Just as I am beginning to feel uncomfortable about the course the evening is taking the best man stands up and taps his glass with a spoon. Whilst the speeches given by Richard's brother and Lucinda's father are exactly as I expect them to be, Richard's takes me by surprise. He has lost his usual bombast, and displays none of the pomposity Lucinda had felt it necessary to warn me about. He sounds almost nervous, and although at first I wonder whether this is because he has drunk far more than he ought and is struggling to keep things under control, there is in his voice a tenderness I am not sure I have ever heard before. He turns to Lucinda and looks at her as if nobody else is present and then, tentatively, he declares his love and thanks her for allowing him to love her in the way that he does. And then he looks at us all and makes a joke about her mother and he is himself again, and Lucinda's face becomes composed and she turns to whisper something to her father.

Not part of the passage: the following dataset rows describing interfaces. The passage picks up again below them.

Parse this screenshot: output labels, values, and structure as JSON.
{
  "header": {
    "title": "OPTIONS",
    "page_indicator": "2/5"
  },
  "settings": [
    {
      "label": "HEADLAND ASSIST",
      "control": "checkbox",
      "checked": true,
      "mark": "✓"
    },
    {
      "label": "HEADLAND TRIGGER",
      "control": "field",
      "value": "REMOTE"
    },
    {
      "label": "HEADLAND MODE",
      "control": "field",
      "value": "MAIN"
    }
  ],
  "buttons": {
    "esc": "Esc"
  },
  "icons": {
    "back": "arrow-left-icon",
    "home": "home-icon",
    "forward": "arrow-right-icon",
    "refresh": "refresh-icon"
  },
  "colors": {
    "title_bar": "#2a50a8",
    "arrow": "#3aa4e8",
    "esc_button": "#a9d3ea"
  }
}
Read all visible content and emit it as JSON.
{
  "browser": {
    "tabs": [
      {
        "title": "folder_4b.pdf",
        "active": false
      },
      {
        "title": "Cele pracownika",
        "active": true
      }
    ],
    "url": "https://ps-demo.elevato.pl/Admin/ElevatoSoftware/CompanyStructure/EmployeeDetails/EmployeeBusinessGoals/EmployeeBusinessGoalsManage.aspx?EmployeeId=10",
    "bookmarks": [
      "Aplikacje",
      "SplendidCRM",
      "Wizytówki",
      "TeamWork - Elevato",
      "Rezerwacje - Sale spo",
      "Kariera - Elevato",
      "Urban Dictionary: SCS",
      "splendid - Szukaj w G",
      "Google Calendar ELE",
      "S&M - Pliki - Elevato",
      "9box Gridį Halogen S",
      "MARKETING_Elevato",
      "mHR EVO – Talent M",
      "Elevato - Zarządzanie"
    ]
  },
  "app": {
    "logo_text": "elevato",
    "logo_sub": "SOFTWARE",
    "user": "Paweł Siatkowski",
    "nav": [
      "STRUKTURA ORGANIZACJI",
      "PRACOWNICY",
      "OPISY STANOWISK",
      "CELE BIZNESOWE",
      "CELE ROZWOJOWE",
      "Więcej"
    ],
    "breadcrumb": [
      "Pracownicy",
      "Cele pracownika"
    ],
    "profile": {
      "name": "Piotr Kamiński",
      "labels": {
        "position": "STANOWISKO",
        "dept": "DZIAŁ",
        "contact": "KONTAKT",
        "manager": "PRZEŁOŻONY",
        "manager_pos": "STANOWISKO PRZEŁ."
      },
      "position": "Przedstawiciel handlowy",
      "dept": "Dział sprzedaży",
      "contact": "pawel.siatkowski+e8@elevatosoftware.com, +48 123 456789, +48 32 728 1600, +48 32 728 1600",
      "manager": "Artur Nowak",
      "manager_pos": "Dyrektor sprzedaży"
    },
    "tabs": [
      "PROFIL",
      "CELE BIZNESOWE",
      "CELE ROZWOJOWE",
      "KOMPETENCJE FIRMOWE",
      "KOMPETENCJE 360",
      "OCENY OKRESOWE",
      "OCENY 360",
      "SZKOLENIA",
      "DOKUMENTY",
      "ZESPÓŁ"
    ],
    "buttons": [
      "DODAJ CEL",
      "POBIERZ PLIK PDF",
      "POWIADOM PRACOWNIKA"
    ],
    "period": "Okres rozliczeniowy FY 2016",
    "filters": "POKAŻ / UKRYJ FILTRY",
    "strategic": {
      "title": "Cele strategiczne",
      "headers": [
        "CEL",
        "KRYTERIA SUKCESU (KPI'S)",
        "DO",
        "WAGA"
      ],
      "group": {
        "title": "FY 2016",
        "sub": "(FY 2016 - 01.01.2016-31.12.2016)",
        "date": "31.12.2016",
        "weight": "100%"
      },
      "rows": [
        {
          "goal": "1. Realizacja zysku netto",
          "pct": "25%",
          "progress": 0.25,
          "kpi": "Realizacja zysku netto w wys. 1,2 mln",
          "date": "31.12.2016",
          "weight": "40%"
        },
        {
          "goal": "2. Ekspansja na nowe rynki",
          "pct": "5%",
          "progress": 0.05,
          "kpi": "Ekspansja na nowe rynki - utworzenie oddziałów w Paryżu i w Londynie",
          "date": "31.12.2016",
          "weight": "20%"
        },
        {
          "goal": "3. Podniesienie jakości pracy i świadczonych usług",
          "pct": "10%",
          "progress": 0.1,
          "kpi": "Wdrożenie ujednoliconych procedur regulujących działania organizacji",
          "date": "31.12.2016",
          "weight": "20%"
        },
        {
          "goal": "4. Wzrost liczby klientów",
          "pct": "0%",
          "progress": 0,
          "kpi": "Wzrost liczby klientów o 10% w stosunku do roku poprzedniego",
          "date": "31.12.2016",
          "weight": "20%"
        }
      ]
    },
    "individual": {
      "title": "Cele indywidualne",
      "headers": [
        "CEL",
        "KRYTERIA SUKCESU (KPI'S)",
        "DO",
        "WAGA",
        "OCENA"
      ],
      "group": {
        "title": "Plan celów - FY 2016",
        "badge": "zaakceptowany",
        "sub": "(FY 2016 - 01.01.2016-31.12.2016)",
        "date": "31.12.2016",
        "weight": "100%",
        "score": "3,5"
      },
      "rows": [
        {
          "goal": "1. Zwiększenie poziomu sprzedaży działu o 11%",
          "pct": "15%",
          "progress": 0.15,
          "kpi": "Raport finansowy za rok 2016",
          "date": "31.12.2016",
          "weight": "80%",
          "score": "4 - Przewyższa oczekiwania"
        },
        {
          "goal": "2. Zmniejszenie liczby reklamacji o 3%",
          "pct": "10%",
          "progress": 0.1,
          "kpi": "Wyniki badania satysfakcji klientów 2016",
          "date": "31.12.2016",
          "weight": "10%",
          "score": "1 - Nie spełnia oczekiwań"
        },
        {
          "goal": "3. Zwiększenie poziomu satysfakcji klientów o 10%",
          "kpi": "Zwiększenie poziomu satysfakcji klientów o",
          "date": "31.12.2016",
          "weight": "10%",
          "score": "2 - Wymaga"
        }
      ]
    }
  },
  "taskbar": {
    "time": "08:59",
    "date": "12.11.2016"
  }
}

Adrian and his princess leave immediately after the toasts. Rachel and I stand together in silence as the tables are moved back to the sides of the room. Then she says 'What a hideous couple' before excusing herself, telling me she'll come straight back. 'I promise,' and she takes my hand briefly in hers as she walks away. But of course she doesn't come back, and I realise eventually that she has gone. I watch Richard and Lucinda dance the first dance and start to calculate when it will be acceptable for me also to leave. I am standing alone as the applause for the dance dies down when I feel somebody behind me. They press themselves against me and put their arms around me and I turn to see it is Rachel and suddenly we are dancing to the next song, slowly, uncertainly. I lower my head down towards hers and I can smell her again. I move my hands onto the bareness of her back. To my embarrassment I feel myself become hard almost immediately and so, it seems, does she. More out of panic than anything else I hold her even closer and sense that she is laughing. She's trying to hide it by burying her face into my chest but I can feel her whole body shaking with it. And the more she laughs the harder I become. She takes my hand and says, 'Shall we get some air?' and she leads me out of the Hall into the night, keeping herself close in front of me all the way so that, I suppose, nobody can see what is happening.
We half ran around the Hall and down the steps and slipped in through a gate to the rose garden. Here she kissed me and undid my zip and put her hand inside and touched me. Then she pulled me further in among the roses and there was a bench and she sat me on it and knelt on the grass in front of me. I cried out when I came. She wiped her hand across her mouth and then she stood and pulled me up and held me for a time.
'Come on cry-baby. Let's get you home,' she said then, and she led me out of the garden, bending over once to say 'Oh god look what I've done to my bloody dress the grass must have been soaking.'
Excerpted from Every Contact Leaves A Trace by Elanor Dymott. Copyright 2012 by Elanor Dymott. With the permission of the publisher, W.W. Norton & Company, Inc.